WEDEL: Yes, I would point to -- I would point to several kinds of programs. One that I looked at very closely was actually a program that was in part sponsored by a Congressional Research Services and some of the congressional committees. And that operated effectively in Poland and I believe in some countries further east. And what that program was about was building an institution for -- to provide information and infrastructural support to Congress -- to everybody in Congress. At first 1990, '91,'92 this was an absolutely revolutionary idea. You mean you're going to help those guys, not just us? That was a revolutionary idea. But eventually people saw that it could be done. They saw that independent information, that an infrastructure, a system could be built that everyone could buy in to, that it wasn't just for me, it wasn't just about politics for me and my group, but it could be about for any group. And they eventually saw in Poland the value of having such an independent institution as a Congressional Research Services. And the United States aid played a major role in helping to create that. As I said, it was really a different concept at the beginning because people were not interested and certainly not accustomed to sharing information with one another, with a different political economic group. It was a foreign idea. But it was something that could be done if you have the right people on the ground who understood the problems and the right resources.
COOKSEY: You know, can you come with another example because really Poland is a rather homogeneous group with one religion and they have done very well there, but the Polish people had a lot more structure than anyone in the Balkans it seems.
WEDEL: Well, that's what it may look like from the outside. But in fact there were many groups that were competing on the ground for resources and when you come in with a foreign aid, a lot of foreign aid money, quickly you find that you have a lot of competitors if you're a local group that's operating on the ground. And I think in that respect the Balkans will be very similar. The animosities may be longer lasting.
COOKSEY: From an economic standpoint. From the fact that they are all looking for this aid, this economic aid. And you think you can overcome their ethnic, religious, racial diversity then?
WEDEL: Well, to overcome it is one thing. I think that it is very important to really emphasis local administration and legal structures and really to help to build those infrastructures. Without those infrastructures in place, there is probably not much hope...
WEDEL: .... of overcoming those animosities.
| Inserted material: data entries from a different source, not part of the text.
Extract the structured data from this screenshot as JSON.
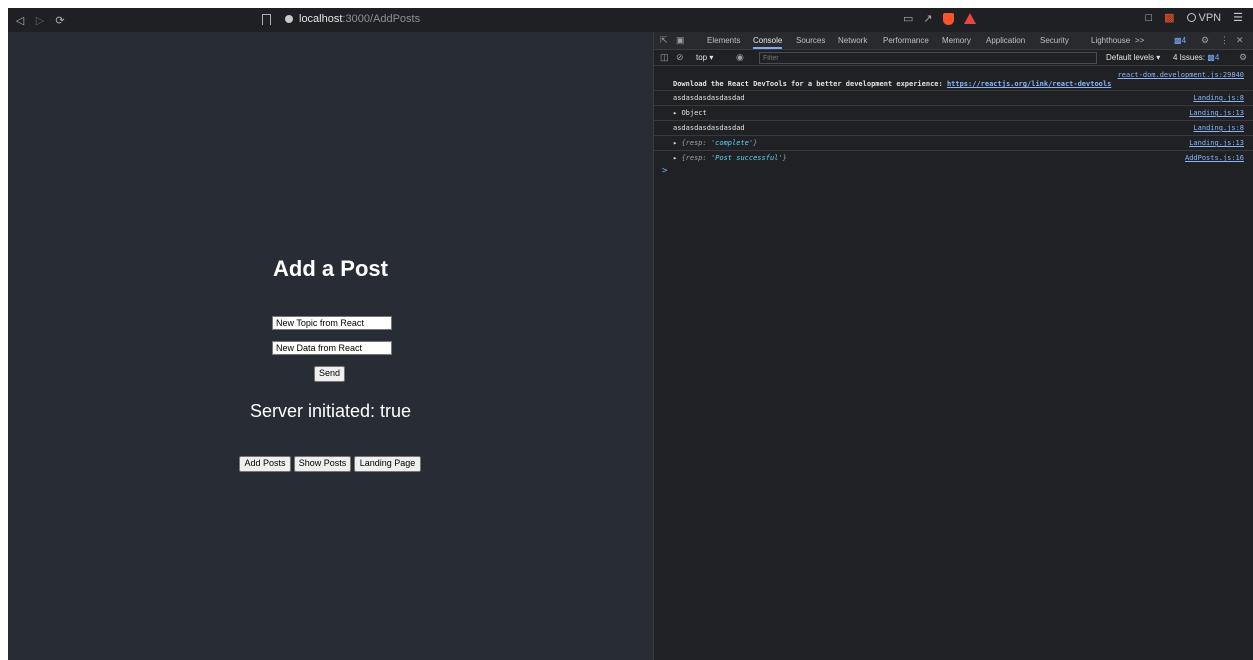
{
  "browser": {
    "back_icon": "back-icon",
    "forward_icon": "forward-icon",
    "reload_icon": "reload-icon",
    "url_host": "localhost",
    "url_path": ":3000/AddPosts",
    "vpn_label": "VPN"
  },
  "page": {
    "background": "#282c34",
    "title": "Add a Post",
    "topic_value": "New Topic from React",
    "data_value": "New Data from React",
    "send_label": "Send",
    "server_status": "Server initiated: true",
    "nav": {
      "add_posts": "Add Posts",
      "show_posts": "Show Posts",
      "landing_page": "Landing Page"
    }
  },
  "devtools": {
    "tabs": [
      "Elements",
      "Console",
      "Sources",
      "Network",
      "Performance",
      "Memory",
      "Application",
      "Security",
      "Lighthouse"
    ],
    "active_tab": "Console",
    "more_tabs": ">>",
    "message_count": "4",
    "context": "top",
    "filter_placeholder": "Filter",
    "default_levels": "Default levels",
    "issues_label": "4 Issues:",
    "issues_count": "4",
    "console": {
      "devtools_msg_prefix": "Download the React DevTools for a better development experience: ",
      "devtools_link": "https://reactjs.org/link/react-devtools",
      "devtools_src": "react-dom.development.js:29840",
      "rows": [
        {
          "msg": "asdasdasdasdasdad",
          "src": "Landing.js:8"
        },
        {
          "msg": "Object",
          "src": "Landing.js:13"
        },
        {
          "msg": "asdasdasdasdasdad",
          "src": "Landing.js:8"
        },
        {
          "key": "resp",
          "value": "'complete'",
          "src": "Landing.js:13"
        },
        {
          "key": "resp",
          "value": "'Post successful'",
          "src": "AddPosts.js:16"
        }
      ],
      "prompt": ">"
    }
  }
}
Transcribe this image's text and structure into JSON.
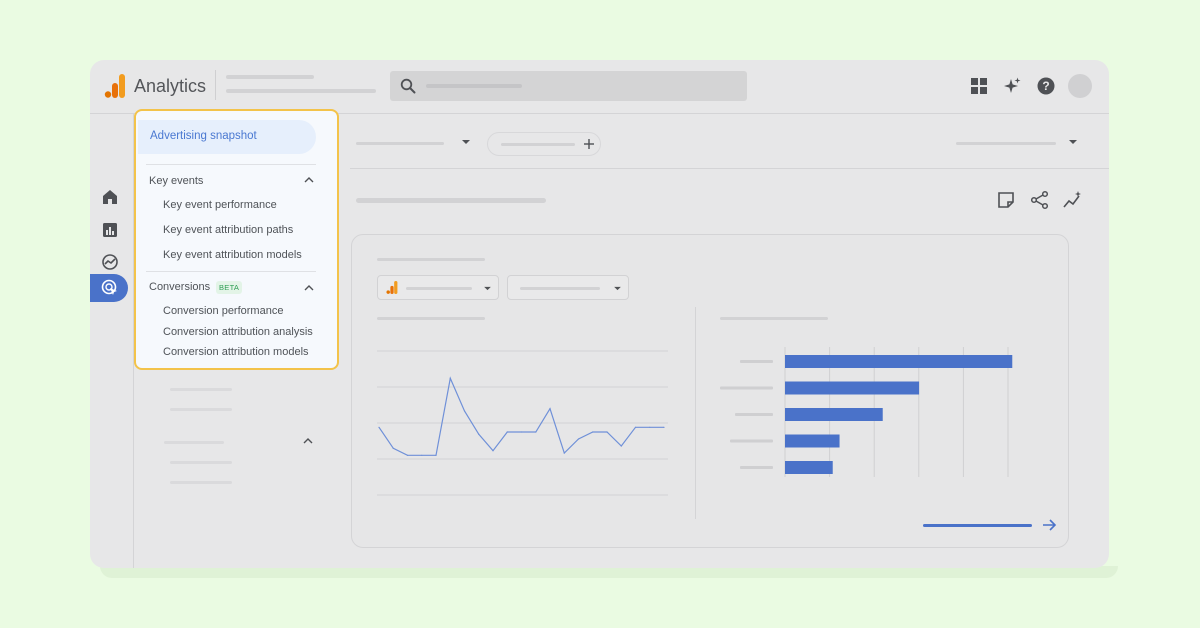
{
  "header": {
    "app_title": "Analytics",
    "icons": [
      "apps-grid-icon",
      "sparkle-icon",
      "help-icon"
    ]
  },
  "search": {
    "icon": "search-icon"
  },
  "rail": {
    "icons": [
      "home-icon",
      "reports-icon",
      "explore-icon",
      "advertising-icon"
    ],
    "active": "advertising-icon"
  },
  "menu": {
    "snapshot_label": "Advertising snapshot",
    "key_events": {
      "title": "Key events",
      "items": [
        "Key event performance",
        "Key event attribution paths",
        "Key event attribution models"
      ]
    },
    "conversions": {
      "title": "Conversions",
      "badge": "BETA",
      "items": [
        "Conversion performance",
        "Conversion attribution analysis",
        "Conversion attribution models"
      ]
    }
  },
  "toolbar": {
    "icons": [
      "notes-icon",
      "share-icon",
      "insights-icon"
    ]
  },
  "colors": {
    "accent": "#4a72c9",
    "menu_highlight": "#f3c34a",
    "bar": "#4a72c9",
    "line": "#6f90d8"
  },
  "chart_data": [
    {
      "type": "line",
      "x": [
        0,
        1,
        2,
        3,
        4,
        5,
        6,
        7,
        8,
        9,
        10,
        11,
        12,
        13,
        14,
        15,
        16,
        17,
        18,
        19,
        20
      ],
      "values": [
        58,
        40,
        34,
        34,
        34,
        100,
        72,
        52,
        38,
        54,
        54,
        54,
        74,
        36,
        48,
        54,
        54,
        42,
        58,
        58,
        58
      ],
      "ylim": [
        0,
        120
      ]
    },
    {
      "type": "bar",
      "orientation": "horizontal",
      "categories": [
        "",
        "",
        "",
        "",
        ""
      ],
      "values": [
        100,
        59,
        43,
        24,
        21
      ],
      "xlim": [
        0,
        110
      ]
    }
  ]
}
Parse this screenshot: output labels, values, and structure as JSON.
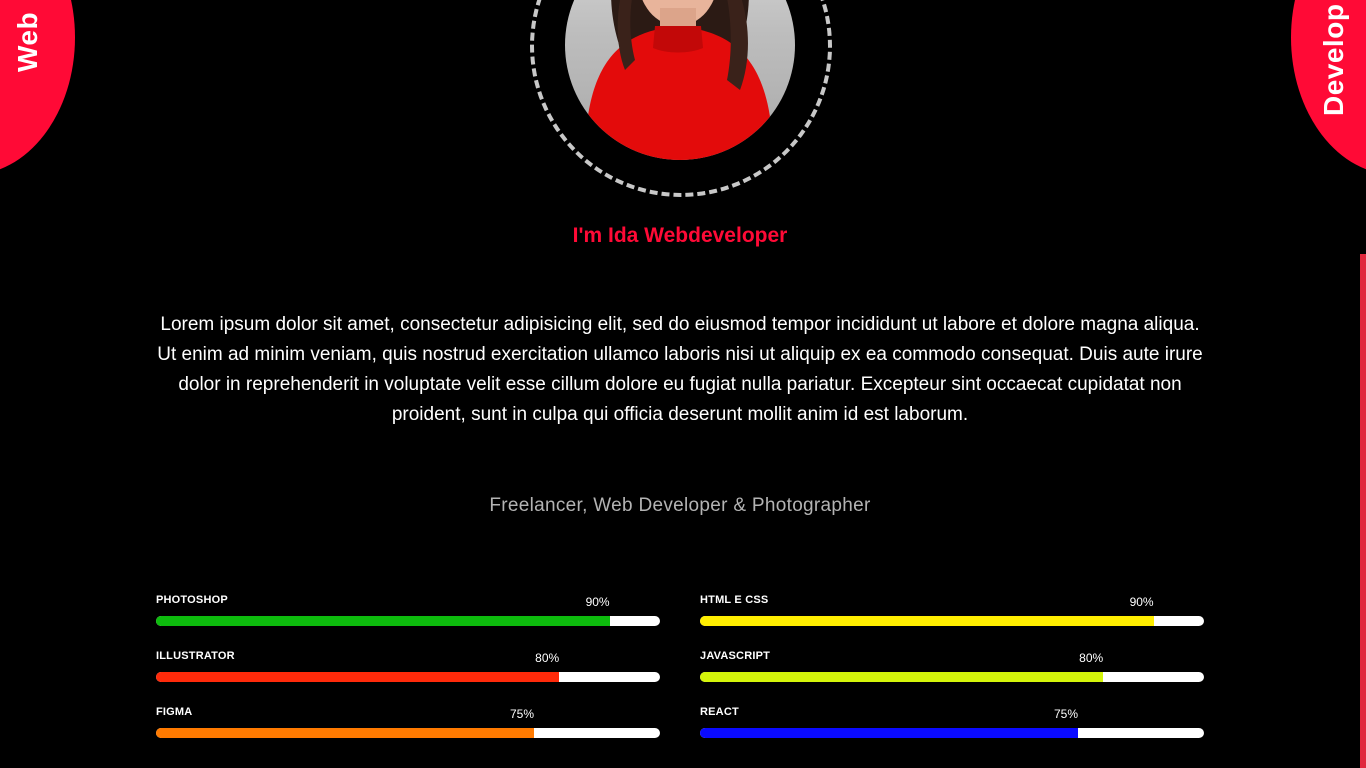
{
  "corners": {
    "left_label": "Web",
    "right_label": "Develop"
  },
  "hero": {
    "title": "I'm Ida Webdeveloper",
    "bio": "Lorem ipsum dolor sit amet, consectetur adipisicing elit, sed do eiusmod tempor incididunt ut labore et dolore magna aliqua. Ut enim ad minim veniam, quis nostrud exercitation ullamco laboris nisi ut aliquip ex ea commodo consequat. Duis aute irure dolor in reprehenderit in voluptate velit esse cillum dolore eu fugiat nulla pariatur. Excepteur sint occaecat cupidatat non proident, sunt in culpa qui officia deserunt mollit anim id est laborum.",
    "roles": "Freelancer, Web Developer & Photographer"
  },
  "colors": {
    "accent": "#ff0a36",
    "background": "#000000"
  },
  "skills": [
    {
      "name": "PHOTOSHOP",
      "percent_label": "90%",
      "percent": 90,
      "color": "#0dbb0d"
    },
    {
      "name": "HTML E CSS",
      "percent_label": "90%",
      "percent": 90,
      "color": "#ffee00"
    },
    {
      "name": "ILLUSTRATOR",
      "percent_label": "80%",
      "percent": 80,
      "color": "#ff2a0a"
    },
    {
      "name": "JAVASCRIPT",
      "percent_label": "80%",
      "percent": 80,
      "color": "#d4f50a"
    },
    {
      "name": "FIGMA",
      "percent_label": "75%",
      "percent": 75,
      "color": "#ff7a00"
    },
    {
      "name": "REACT",
      "percent_label": "75%",
      "percent": 75,
      "color": "#0a0aff"
    }
  ]
}
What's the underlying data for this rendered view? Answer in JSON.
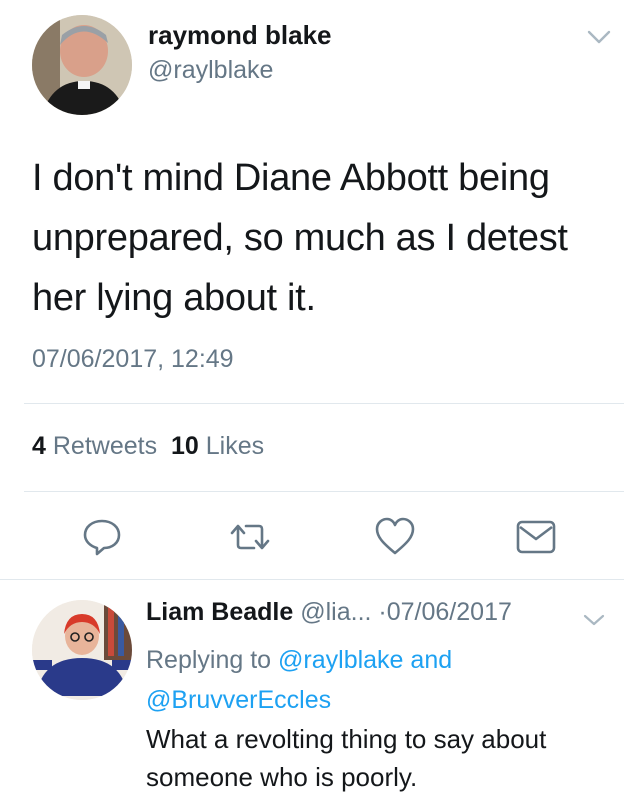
{
  "tweet": {
    "author_name": "raymond blake",
    "author_handle": "@raylblake",
    "text": "I don't mind Diane Abbott being unprepared, so much as I detest her lying about it.",
    "timestamp": "07/06/2017, 12:49",
    "retweets_count": "4",
    "retweets_label": "Retweets",
    "likes_count": "10",
    "likes_label": "Likes"
  },
  "actions": {
    "reply_icon": "reply-icon",
    "retweet_icon": "retweet-icon",
    "like_icon": "heart-icon",
    "dm_icon": "envelope-icon"
  },
  "reply": {
    "author_name": "Liam Beadle",
    "author_handle": "@lia...",
    "separator": "·",
    "date": "07/06/2017",
    "replying_prefix": "Replying to",
    "replying_user1": "@raylblake",
    "replying_and": "and",
    "replying_user2": "@BruvverEccles",
    "text": "What a revolting thing to say about someone who is poorly."
  },
  "colors": {
    "link": "#1da1f2",
    "secondary_text": "#657786",
    "divider": "#e1e8ed"
  }
}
But the only choice we have is to work with those -- to help develop those infrastructures. That's the only choice we have. If we come in and say we're going to support this group or another, we are at the outset doomed to failure.